The Dallas ambush has also exposed an uncomfortable fact for the gun-rights movement: for decades, even as it maintains its abstract tributes to law enforcement, it has embraced a strain of insurrectionist rhetoric, overtly anti-government activism that endorses the notion that civilians should have guns for use against American police and military. In a 1995 fund-raising letter, the executive vice-president of the N.R.A., Wayne LaPierre, called federal law-enforcement agents “jack-booted thugs,” and suggested that “in Clinton’s administration, if you have a badge, you have the government’s go-ahead to harass, intimidate, even murder law-abiding citizens.” In Texas, where the police ambush occurred, an open-carry advocate last year urged the killing of state legislators if they do not approve a more relaxed policy. (“They better start giving us our rights or this peaceful non-cooperation stuff is gonna be gamed up . . . We should be demanding [Texas legislators] give us our rights back, or it’s punishable by death. Treason.”) At the annual N.R.A. convention last year, the board member Ted Nugent said, “Our government has turned on us.” Stopping short of calling for violence, he urged members to focus their ire on “the bad and the ugly.” He said, “It’s a target-rich environment. If it was duck season, there’d be so many ducks, you could just close your eyes and shoot ’em.”

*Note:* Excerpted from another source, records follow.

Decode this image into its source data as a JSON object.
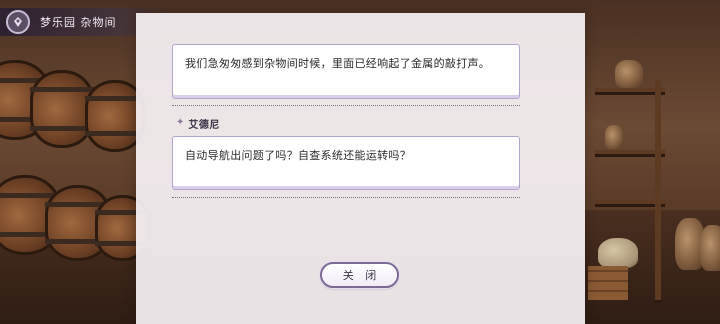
{
  "location": {
    "label": "梦乐园 杂物间",
    "icon": "location-marker-icon"
  },
  "dialog": {
    "lines": [
      {
        "speaker": "",
        "text": "我们急匆匆感到杂物间时候，里面已经响起了金属的敲打声。"
      },
      {
        "speaker": "艾德尼",
        "text": "自动导航出问题了吗？自查系统还能运转吗？"
      }
    ],
    "close_label": "关 闭"
  },
  "colors": {
    "panel": "#f7f2f5",
    "box_border": "#b3a4cc",
    "button_border": "#7b6a93"
  }
}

The consistent failure of our politics to take reasonable steps to prevent guns from getting into the wrong hands makes it difficult to predict with any confidence that even the slaughter of police officers will alter the frozen politics. But it may have a subtler effect, causing gun owners to reconsider whether the N.R.A. truly has the country’s best interests at heart. More than a hundred million Americans live in households with guns, but many remain largely uninvolved in gun politics. The N.R.A. has between three and five million members, which means it represents only a sliver of American gun owners. Moreover, even among its members, many are unconvinced, I and others have found, by the belligerent rhetoric; they own and love guns for a variety of reasons—from sports to hunting to self-defense—and they overwhelmingly support reasonable steps to prevent innocent people, civilians or police, from being killed by gunfire.

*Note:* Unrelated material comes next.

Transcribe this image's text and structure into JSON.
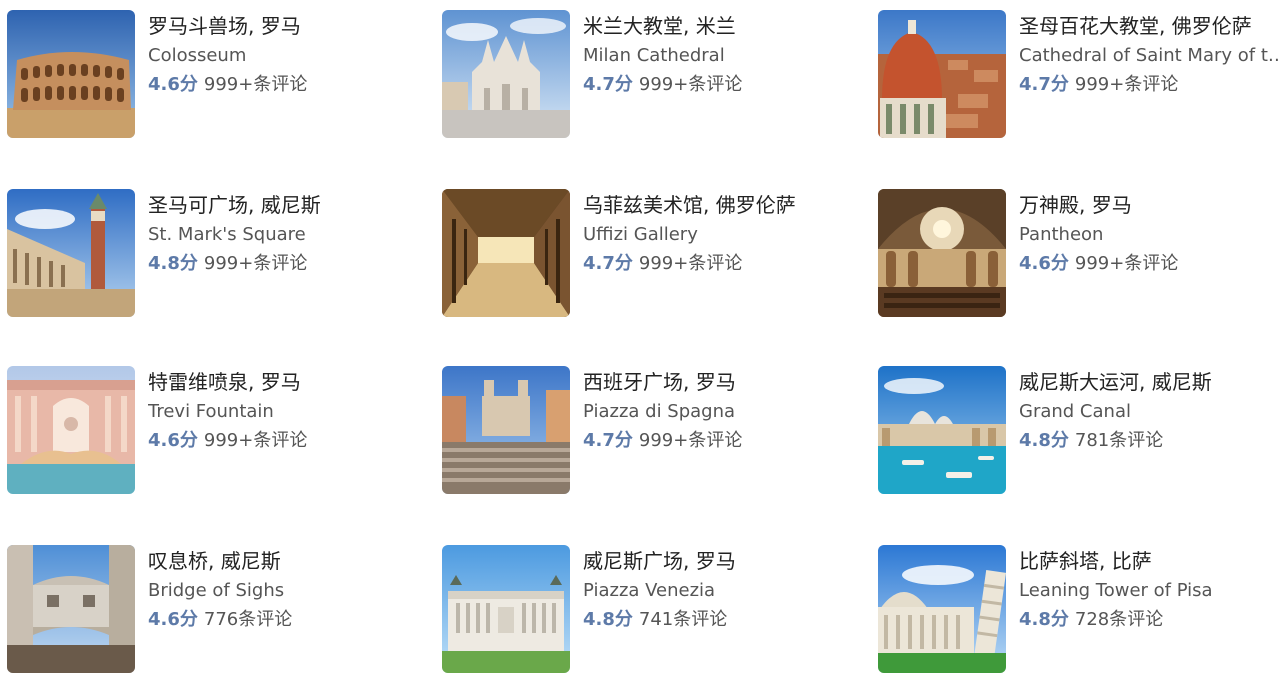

On Friday, after hours of silence, the N.R.A. issued a statement from LaPierre, who had authored the “jack-booted thugs” letter. This time, he expressed “the deep anguish all of us feel for the heroic Dallas law enforcement officers who were killed and wounded, as well as to those who so bravely ran toward danger to defend the city and the people of Dallas.”
The N.R.A.’s explicit call for a more armed society reveals the lie behind its homage to “coexistence.” By directing rage against the government, by preventing politicians from heeding the overwhelming demands of their constituents for broader background checks, by endorsing Donald Trump’s plan for mass deportations and bans on Muslim immigration, the N.R.A. has assembled a volatile case against the idea of coexistence—and then disavows the result when it explodes.
Doonesbury — Take your positions.